##### INFORMATION GIVEN

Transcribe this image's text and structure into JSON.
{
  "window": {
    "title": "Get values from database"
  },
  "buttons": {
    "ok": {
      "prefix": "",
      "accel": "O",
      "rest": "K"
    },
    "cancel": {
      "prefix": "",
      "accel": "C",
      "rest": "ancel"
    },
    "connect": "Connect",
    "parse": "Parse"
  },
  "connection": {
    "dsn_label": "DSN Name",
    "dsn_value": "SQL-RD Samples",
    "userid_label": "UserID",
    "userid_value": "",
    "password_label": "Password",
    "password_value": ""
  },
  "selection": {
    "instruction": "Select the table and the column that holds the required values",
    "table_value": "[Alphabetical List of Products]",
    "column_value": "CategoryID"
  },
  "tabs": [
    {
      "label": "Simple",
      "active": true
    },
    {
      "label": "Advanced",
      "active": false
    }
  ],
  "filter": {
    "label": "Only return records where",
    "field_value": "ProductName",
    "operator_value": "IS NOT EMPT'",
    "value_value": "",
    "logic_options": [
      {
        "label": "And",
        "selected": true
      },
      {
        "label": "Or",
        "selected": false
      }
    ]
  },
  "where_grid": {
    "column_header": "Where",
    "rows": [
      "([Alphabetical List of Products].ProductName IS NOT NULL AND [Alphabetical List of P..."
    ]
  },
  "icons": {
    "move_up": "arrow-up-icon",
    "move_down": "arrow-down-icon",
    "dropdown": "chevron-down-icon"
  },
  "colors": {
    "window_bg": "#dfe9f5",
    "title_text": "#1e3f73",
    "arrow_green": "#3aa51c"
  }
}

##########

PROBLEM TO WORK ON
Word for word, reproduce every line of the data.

OUTPUT FOR THIS EXERCISE
Transcribe this image's text and structure into JSON.
{
  "window": {
    "title": "Get values from database"
  },
  "buttons": {
    "ok": {
      "prefix": "",
      "accel": "O",
      "rest": "K"
    },
    "cancel": {
      "prefix": "",
      "accel": "C",
      "rest": "ancel"
    },
    "connect": "Connect",
    "parse": "Parse"
  },
  "connection": {
    "dsn_label": "DSN Name",
    "dsn_value": "SQL-RD Samples",
    "userid_label": "UserID",
    "userid_value": "",
    "password_label": "Password",
    "password_value": ""
  },
  "selection": {
    "instruction": "Select the table and the column that holds the required values",
    "table_value": "[Alphabetical List of Products]",
    "column_value": "CategoryID"
  },
  "tabs": [
    {
      "label": "Simple",
      "active": true
    },
    {
      "label": "Advanced",
      "active": false
    }
  ],
  "filter": {
    "label": "Only return records where",
    "field_value": "ProductName",
    "operator_value": "IS NOT EMPT'",
    "value_value": "",
    "logic_options": [
      {
        "label": "And",
        "selected": true
      },
      {
        "label": "Or",
        "selected": false
      }
    ]
  },
  "where_grid": {
    "column_header": "Where",
    "rows": [
      "([Alphabetical List of Products].ProductName IS NOT NULL AND [Alphabetical List of P..."
    ]
  },
  "icons": {
    "move_up": "arrow-up-icon",
    "move_down": "arrow-down-icon",
    "dropdown": "chevron-down-icon"
  },
  "colors": {
    "window_bg": "#dfe9f5",
    "title_text": "#1e3f73",
    "arrow_green": "#3aa51c"
  }
}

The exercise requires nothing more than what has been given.